== Segment start ==

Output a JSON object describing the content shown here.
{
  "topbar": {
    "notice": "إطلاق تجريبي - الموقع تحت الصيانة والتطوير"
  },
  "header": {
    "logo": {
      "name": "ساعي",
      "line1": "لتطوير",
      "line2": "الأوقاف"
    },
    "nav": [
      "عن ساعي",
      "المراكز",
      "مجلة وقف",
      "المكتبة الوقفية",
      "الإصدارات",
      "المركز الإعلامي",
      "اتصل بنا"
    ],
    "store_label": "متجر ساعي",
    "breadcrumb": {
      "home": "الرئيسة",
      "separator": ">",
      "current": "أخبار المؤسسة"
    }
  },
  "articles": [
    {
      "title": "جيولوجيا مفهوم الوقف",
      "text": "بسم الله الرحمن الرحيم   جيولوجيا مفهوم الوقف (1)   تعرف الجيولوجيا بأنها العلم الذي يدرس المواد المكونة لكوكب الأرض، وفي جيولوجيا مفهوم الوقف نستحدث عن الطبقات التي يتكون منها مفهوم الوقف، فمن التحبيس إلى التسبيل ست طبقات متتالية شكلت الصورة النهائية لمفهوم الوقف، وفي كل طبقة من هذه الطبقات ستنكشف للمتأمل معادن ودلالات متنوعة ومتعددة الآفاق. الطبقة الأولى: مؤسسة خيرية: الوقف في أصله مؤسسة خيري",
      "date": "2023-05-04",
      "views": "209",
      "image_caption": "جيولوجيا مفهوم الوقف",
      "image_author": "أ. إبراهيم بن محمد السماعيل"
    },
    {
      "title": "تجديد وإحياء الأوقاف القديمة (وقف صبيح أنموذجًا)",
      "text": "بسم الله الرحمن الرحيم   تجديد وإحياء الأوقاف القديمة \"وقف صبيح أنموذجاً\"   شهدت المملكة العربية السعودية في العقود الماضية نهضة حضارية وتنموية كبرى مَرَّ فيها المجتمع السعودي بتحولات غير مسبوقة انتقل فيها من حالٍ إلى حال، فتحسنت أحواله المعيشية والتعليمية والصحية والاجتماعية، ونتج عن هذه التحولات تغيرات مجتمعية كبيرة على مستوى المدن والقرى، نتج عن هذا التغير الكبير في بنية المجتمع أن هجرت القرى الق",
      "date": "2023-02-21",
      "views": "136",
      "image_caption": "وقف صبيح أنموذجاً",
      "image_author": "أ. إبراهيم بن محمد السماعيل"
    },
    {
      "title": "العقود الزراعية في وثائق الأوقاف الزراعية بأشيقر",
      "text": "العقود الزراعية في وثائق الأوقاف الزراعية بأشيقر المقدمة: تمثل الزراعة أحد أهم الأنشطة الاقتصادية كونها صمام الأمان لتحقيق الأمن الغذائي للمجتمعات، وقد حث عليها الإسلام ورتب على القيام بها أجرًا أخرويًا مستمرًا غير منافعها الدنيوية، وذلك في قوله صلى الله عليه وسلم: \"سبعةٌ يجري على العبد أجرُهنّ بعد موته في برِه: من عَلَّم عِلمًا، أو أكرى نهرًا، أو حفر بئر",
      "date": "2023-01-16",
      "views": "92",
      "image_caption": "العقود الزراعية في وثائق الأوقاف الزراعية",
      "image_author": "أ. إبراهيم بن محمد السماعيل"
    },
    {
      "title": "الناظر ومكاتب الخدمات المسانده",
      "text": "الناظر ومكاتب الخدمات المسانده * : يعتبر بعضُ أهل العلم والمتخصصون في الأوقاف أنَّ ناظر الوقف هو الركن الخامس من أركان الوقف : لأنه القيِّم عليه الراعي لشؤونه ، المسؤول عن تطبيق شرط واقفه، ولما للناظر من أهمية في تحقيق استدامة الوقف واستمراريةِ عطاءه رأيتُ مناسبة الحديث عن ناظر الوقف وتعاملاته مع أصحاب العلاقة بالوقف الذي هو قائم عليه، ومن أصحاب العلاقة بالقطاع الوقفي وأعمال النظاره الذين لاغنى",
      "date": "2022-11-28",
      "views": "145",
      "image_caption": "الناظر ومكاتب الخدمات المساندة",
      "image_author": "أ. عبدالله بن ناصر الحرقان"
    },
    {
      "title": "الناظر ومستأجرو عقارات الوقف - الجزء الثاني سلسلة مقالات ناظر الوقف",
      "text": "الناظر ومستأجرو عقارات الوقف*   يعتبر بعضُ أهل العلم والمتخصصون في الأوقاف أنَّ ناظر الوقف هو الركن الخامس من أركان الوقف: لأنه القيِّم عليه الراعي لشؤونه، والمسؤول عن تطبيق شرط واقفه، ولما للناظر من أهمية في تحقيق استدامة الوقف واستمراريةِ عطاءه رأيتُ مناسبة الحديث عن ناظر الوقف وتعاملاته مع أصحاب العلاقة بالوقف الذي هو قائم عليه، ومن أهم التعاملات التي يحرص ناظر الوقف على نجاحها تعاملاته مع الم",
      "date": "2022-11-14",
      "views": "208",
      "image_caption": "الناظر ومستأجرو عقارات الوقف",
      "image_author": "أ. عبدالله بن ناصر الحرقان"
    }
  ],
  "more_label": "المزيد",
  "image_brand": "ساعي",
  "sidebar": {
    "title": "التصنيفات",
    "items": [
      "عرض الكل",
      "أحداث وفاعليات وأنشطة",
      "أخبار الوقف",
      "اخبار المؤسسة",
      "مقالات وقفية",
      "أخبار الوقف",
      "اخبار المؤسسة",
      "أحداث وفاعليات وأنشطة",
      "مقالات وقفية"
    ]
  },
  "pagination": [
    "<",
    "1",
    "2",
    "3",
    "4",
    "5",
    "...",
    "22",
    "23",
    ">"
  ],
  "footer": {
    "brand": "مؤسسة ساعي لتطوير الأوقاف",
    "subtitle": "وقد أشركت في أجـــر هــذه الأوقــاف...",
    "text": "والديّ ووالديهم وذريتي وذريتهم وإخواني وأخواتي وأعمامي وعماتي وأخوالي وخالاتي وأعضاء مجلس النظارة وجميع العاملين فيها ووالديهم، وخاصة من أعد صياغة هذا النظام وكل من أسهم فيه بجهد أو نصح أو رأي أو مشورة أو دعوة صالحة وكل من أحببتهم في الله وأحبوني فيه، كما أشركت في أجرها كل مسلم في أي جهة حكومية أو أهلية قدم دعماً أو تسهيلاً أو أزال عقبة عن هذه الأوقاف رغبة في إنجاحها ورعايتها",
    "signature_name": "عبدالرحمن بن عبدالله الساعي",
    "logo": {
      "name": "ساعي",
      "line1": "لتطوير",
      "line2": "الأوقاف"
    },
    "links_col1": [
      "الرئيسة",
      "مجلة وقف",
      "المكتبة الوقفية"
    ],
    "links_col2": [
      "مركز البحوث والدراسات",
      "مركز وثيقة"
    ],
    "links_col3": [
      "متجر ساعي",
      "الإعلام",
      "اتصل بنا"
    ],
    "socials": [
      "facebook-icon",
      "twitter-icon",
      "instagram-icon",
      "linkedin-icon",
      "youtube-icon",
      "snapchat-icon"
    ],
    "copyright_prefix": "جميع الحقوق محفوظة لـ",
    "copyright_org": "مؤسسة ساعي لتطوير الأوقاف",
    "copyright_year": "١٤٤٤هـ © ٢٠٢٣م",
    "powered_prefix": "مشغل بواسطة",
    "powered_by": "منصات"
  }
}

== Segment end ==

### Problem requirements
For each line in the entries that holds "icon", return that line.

### Result
      "facebook-icon",
      "twitter-icon",
      "instagram-icon",
      "linkedin-icon",
      "youtube-icon",
      "snapchat-icon"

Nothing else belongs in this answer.